▶ **YOUR ASSIGNMENT**:
If a line of the data below contains the string "search", copy it into your answer.
*-*-*
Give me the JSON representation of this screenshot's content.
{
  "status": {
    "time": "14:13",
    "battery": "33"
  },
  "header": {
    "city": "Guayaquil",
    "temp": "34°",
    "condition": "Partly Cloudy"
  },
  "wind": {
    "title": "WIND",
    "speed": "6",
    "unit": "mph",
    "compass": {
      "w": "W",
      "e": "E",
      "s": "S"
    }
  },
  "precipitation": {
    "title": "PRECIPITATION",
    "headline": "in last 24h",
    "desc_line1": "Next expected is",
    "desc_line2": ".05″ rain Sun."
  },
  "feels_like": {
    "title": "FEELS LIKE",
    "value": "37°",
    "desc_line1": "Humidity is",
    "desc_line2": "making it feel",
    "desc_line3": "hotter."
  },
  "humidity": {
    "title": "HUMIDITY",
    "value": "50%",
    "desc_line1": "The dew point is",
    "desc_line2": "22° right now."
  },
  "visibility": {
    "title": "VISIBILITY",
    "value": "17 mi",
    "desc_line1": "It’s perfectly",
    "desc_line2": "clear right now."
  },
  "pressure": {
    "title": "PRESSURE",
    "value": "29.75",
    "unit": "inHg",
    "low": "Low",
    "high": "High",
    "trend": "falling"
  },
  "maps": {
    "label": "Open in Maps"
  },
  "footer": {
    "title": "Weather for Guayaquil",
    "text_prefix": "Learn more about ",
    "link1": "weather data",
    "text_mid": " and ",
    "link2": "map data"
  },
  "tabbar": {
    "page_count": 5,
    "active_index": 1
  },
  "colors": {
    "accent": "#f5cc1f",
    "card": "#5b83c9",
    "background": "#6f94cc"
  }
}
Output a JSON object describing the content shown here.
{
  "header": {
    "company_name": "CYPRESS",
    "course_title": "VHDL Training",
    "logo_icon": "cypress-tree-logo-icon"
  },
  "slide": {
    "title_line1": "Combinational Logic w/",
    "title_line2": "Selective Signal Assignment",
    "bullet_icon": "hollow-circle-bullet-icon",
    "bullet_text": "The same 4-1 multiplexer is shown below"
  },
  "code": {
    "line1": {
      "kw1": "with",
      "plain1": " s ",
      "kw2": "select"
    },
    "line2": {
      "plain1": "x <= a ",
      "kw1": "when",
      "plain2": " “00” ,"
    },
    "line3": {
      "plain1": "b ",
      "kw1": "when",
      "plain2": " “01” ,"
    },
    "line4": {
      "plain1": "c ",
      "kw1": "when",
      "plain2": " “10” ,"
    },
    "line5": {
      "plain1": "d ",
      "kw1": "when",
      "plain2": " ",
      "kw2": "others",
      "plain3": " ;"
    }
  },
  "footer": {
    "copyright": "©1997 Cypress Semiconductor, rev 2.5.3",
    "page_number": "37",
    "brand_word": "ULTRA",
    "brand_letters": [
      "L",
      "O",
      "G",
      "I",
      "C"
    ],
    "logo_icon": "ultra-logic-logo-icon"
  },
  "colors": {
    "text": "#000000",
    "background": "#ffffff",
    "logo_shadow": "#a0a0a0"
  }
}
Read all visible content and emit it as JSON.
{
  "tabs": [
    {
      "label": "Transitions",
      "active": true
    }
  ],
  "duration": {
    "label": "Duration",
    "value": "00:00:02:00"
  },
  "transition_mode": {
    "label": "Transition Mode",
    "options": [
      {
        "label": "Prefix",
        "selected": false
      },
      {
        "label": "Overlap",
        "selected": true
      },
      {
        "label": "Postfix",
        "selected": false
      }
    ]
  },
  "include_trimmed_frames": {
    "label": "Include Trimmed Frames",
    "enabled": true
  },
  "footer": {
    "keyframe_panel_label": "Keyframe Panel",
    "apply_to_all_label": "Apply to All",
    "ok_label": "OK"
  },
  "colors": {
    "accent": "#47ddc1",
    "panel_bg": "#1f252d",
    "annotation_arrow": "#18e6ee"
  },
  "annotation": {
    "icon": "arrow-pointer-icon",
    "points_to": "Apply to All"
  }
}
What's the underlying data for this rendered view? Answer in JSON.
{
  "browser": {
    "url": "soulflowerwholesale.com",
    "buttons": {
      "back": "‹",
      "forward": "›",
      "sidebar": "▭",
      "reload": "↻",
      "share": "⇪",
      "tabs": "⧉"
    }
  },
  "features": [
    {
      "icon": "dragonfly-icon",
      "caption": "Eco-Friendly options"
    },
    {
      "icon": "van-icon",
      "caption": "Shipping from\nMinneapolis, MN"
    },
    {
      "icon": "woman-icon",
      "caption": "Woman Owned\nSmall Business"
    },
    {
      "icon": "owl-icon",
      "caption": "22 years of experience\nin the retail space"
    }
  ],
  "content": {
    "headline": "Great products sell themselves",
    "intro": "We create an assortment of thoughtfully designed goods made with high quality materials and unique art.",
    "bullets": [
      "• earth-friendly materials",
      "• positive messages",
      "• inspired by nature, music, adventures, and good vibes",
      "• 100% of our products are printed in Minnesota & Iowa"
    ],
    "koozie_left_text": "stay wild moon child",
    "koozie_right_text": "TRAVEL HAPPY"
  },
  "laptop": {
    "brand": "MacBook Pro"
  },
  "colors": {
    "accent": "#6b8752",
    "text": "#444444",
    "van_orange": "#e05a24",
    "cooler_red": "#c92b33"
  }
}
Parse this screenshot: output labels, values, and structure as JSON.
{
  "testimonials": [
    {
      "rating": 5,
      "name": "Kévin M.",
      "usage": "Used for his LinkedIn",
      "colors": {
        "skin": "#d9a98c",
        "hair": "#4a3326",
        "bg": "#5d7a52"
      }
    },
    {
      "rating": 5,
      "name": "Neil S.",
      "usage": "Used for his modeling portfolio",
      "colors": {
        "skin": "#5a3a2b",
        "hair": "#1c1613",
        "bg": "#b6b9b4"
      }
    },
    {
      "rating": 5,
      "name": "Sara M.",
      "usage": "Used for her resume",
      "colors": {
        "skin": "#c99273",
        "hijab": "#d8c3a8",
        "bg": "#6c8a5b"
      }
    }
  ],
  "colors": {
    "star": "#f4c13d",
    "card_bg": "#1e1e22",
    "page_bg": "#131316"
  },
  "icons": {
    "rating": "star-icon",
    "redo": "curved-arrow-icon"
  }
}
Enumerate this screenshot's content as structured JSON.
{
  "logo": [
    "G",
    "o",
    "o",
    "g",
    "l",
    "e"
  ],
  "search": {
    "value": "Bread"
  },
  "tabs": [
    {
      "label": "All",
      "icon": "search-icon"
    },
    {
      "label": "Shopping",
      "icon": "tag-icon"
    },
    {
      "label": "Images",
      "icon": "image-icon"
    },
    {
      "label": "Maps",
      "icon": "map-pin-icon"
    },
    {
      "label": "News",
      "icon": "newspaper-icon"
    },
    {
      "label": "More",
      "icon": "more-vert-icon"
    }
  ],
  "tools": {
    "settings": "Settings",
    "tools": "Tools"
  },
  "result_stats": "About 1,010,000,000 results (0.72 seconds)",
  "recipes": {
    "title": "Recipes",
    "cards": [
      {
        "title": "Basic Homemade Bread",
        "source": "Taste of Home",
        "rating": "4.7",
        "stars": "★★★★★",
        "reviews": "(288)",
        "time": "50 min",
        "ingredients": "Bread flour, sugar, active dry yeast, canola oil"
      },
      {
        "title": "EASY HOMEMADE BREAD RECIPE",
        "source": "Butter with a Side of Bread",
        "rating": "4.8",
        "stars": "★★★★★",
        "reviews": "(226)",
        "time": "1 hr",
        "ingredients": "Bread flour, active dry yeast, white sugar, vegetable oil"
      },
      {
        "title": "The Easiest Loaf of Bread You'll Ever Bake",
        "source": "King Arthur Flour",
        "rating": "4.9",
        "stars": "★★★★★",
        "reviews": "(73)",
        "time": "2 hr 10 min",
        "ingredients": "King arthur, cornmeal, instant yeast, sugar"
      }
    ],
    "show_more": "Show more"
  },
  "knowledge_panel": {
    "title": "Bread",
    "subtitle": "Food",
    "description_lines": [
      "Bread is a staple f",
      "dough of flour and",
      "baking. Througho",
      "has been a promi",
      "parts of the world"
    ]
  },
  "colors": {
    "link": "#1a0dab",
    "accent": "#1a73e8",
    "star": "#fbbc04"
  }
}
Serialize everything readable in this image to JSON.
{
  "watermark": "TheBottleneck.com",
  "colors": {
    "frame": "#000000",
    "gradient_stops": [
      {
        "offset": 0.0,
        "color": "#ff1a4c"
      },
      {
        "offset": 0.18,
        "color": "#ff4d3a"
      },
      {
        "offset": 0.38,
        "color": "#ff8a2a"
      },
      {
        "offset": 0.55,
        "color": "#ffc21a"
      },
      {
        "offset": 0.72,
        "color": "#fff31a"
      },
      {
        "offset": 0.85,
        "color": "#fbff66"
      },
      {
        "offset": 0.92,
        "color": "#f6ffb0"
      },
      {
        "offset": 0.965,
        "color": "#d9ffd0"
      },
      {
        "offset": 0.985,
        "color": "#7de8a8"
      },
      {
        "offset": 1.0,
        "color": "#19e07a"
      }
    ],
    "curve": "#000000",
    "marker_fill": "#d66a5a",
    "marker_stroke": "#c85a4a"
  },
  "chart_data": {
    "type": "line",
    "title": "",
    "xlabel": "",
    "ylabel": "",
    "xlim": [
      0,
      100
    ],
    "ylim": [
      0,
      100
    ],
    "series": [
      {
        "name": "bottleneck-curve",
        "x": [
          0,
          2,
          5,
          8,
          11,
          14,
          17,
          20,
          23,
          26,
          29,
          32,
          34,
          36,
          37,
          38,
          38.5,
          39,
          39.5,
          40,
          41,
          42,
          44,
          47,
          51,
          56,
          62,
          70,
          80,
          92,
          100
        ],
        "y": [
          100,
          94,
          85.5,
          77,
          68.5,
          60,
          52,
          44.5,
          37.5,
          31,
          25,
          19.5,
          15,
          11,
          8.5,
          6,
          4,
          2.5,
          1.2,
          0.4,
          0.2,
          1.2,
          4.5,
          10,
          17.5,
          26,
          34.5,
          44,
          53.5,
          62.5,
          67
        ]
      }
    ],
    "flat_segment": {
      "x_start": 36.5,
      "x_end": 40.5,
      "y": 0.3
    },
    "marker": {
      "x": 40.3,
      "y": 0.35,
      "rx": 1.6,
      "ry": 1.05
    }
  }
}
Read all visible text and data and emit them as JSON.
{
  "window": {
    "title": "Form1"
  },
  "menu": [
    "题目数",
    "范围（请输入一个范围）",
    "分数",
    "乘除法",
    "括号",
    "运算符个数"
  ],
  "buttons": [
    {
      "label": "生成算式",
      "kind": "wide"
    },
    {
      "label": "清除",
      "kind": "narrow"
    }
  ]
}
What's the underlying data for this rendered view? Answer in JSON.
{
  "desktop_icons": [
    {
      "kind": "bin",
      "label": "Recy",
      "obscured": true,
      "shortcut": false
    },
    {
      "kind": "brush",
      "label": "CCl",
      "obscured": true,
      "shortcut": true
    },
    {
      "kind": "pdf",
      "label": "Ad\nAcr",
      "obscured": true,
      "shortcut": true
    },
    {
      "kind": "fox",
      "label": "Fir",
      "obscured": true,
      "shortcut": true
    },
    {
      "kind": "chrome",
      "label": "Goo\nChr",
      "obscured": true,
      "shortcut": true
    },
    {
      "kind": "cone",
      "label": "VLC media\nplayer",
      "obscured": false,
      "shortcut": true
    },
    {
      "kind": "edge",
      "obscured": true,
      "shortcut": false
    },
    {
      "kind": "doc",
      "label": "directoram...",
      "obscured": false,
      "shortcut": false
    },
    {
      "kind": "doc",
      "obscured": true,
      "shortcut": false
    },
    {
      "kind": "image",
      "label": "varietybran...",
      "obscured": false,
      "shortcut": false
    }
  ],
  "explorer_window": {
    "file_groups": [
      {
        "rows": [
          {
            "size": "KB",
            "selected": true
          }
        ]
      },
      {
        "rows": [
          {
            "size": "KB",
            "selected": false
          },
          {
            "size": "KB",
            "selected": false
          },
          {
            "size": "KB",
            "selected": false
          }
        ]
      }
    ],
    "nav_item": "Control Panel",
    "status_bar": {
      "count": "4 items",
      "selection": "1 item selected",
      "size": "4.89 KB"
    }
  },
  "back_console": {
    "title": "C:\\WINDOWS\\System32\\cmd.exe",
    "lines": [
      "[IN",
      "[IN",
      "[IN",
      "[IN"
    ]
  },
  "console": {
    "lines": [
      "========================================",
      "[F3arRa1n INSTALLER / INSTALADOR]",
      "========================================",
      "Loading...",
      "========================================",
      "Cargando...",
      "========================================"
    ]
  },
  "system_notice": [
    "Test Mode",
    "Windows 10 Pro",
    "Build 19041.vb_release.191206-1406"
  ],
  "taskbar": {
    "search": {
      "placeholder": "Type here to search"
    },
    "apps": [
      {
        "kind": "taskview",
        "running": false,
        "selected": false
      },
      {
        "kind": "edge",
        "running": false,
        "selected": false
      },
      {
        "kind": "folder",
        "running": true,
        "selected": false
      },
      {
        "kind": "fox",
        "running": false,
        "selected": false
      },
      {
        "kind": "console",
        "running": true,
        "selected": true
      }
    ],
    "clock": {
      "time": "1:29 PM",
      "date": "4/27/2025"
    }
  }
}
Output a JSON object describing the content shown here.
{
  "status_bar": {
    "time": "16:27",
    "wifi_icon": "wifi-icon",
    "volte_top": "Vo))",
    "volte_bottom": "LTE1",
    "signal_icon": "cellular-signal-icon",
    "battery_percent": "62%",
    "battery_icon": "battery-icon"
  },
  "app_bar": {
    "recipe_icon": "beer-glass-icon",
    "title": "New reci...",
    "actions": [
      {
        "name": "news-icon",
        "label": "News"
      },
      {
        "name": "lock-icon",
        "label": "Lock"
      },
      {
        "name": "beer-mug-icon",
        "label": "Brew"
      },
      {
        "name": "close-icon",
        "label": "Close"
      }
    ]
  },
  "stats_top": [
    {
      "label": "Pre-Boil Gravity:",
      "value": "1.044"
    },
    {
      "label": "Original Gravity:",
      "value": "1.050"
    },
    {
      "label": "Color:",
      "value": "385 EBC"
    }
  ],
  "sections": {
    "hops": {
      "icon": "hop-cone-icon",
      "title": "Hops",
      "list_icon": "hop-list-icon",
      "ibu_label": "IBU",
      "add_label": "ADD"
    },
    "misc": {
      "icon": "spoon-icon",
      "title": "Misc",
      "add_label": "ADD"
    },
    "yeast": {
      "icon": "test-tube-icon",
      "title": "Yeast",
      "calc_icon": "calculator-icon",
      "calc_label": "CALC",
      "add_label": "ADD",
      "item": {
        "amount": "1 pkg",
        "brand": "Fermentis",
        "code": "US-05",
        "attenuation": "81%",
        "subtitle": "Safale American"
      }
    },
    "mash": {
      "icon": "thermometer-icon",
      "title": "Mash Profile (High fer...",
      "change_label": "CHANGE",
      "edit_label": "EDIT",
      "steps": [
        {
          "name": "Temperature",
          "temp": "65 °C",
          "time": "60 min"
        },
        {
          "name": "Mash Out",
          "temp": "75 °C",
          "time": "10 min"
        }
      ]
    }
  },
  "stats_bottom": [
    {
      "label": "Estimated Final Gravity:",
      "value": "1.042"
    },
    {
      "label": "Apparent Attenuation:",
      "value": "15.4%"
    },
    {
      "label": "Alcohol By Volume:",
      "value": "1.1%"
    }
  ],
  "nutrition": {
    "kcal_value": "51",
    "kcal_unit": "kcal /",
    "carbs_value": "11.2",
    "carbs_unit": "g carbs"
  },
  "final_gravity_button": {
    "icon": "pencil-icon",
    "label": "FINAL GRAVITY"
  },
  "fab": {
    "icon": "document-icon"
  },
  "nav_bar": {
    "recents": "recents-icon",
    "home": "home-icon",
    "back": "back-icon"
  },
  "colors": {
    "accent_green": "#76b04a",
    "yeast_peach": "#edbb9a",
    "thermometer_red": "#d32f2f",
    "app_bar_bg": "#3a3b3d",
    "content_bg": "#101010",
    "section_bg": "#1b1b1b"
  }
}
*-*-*
▶ **WRITTEN REPLY**:
  "search": {
      "icon": "search-icon"
    "search": {
      "placeholder": "Type here to search"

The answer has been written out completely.